Stretched too thin: Custodians feel understaffed as college grows

There+are+currently+61+custodians+employed+by+Facilities+Operations.+Photo+by+Elle+Cox+21

There are currently 61 custodians employed by Facilities Operations. Photo by Elle Cox ’21

Jane Collins

The arts campus down the hill has been growing over the years, and its upkeep has been the responsibility of one individual: Joe Swarctz.

Swarctz, a custodian with facilities operations for eight years, is in charge of the maintenance for the arts campus, an area that has quadrupled in size in his time here. However, Swarctz said he has never received more custodial help.

“Because when I first started here it was just this building, and then 248 opened up, then Buck [Hall], now they’re starting to serve lunch at The Spot,” he said.

Facilities operations is currently budgeted for 66 full time custodial employees, Director of Facilities Bruce Ferretti said. Currently, they have only 61 full-time custodians.

Swarctz said that there have been new hires made by the college, but that they don’t keep up with the number of staff retiring, leaving or taking medical leave. He explained that on his shift alone there are two staff members on medical leave after injuring themselves. One has been out since September, and no one has been hired at least temporarily to make up the difference.

Vice President of Finance and Administration Roger Demareski said that the school doesn’t backfill positions for custodians that are only out temporarily, but that they make that decision on a case by case basis. If a custodian is out sick, or on disability leave, often other custodial staff will be asked to pick up the extra work.

“There are times and there are certain buildings where folks are picking up for others and that’s just sort of normal business for any institution, not just Lafayette,” Demareski said.

Another member of Swarctz’s shift is retiring in September, and Swarctz believes they will still be down on staffing come then. He also expressed concern for the custodial staff in charge of dorms, believing that group to be down “5 or 6 people.”

“We’re understaffed all over,” he added.

Bonnie Marina, the custodian responsible for the Alpha Phi and Pi Beta Phi sorority houses, expressed similar sentiments as Swarctz. When asked if she feels comfortable with the number of custodians employed by the school for dorms at the moment, she shook her head and replied “Not at all.”

Marina has been an employee of the college for six years and says the issue has been getting worse.

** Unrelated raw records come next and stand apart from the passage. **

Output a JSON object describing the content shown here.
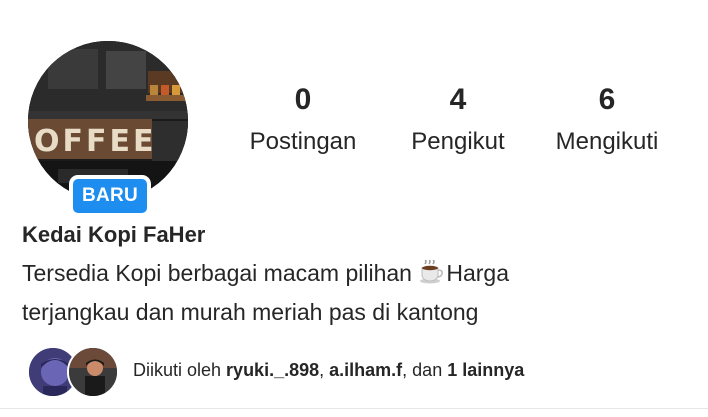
{
  "profile": {
    "badge": "BARU",
    "name": "Kedai Kopi FaHer",
    "bio_line1_before": "Tersedia Kopi berbagai macam pilihan ",
    "bio_line1_after": "Harga",
    "bio_line2": "terjangkau dan murah meriah pas di kantong",
    "bio_icon": "hot-beverage-icon",
    "avatar_sign_text": "OFFEE"
  },
  "stats": {
    "posts": {
      "value": "0",
      "label": "Postingan"
    },
    "followers": {
      "value": "4",
      "label": "Pengikut"
    },
    "following": {
      "value": "6",
      "label": "Mengikuti"
    }
  },
  "followed_by": {
    "prefix": "Diikuti oleh ",
    "user1": "ryuki._.898",
    "sep": ", ",
    "user2": "a.ilham.f",
    "middle": ", dan ",
    "others": "1 lainnya"
  },
  "colors": {
    "badge": "#1d8ef0",
    "text": "#262626"
  }
}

“We’re covering like 3 or 4 buildings a day, and it isn’t fair to the students,” Marina said.

Marina feels that when students come back after holidays, during move in weekends, and other “special times,” things are especially difficult on the custodial staff.

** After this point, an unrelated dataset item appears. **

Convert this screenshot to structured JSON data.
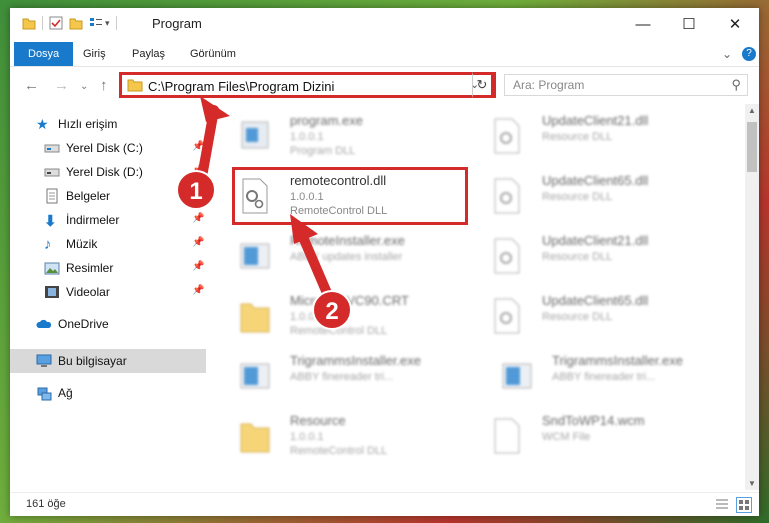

Changing seasons greatly affect custodial duties, but Swarctz feels like the winter months and snow removal is taken care of effectively.

Facilities operations, grounds shop, mechanical trades shop, general trade shop, and others are split into groups responsible for different areas of campus and different times for snow removal, according to Ferretti. Both Swarctz and Ferretti believe snow removal is taken care of appropriately.

In the summer, however, Swarctz encounters issues that would be alleviated by additional help. “Come summertime, seeing as we’re right near the creek there’s a lot of bugs and spiders and they get all over the windows and to try and handle windows and cleaning up all that kind of stuff is just kind of, it just gets crazy.”

Swarctz says he has made his situation clear before, and that administrators are aware of his concerns.

“I’ve stressed [the situation], and they know my situation down here.” When asked if he feels he’s being listened to, he says, “Who knows?” Demareski said that they are planning on looking into getting more help for Swarctz at the arts campus.

Marina said that when custodians express their concerns they are told the school “doesn’t have the money” or “they aren’t hiring right now, you get the same story all the time.”

Ferretti, however, felt differently. “We believe that at this time Facilities Operations is adequately staffed to provide the desired services,” he said.

Demareski echoes Ferretti’s beliefs, explaining that the school has completed two studies in the last three years affirming that there is an appropriate number of custodians in Facilities Operations. The studies, the most recent completed in 2017, compare Lafayette to other institutions to determine if staffing is adequate.

“I think we’re appropriately staffed. The custodians do a great job, but like all of us we’re all asked to try to pick up as much as we can because we’re dedicating our resources in other areas but I don’t think we have a staffing issue in custodial [areas],” Demareski said.

Kathryn Kelly ’19 contributed reporting.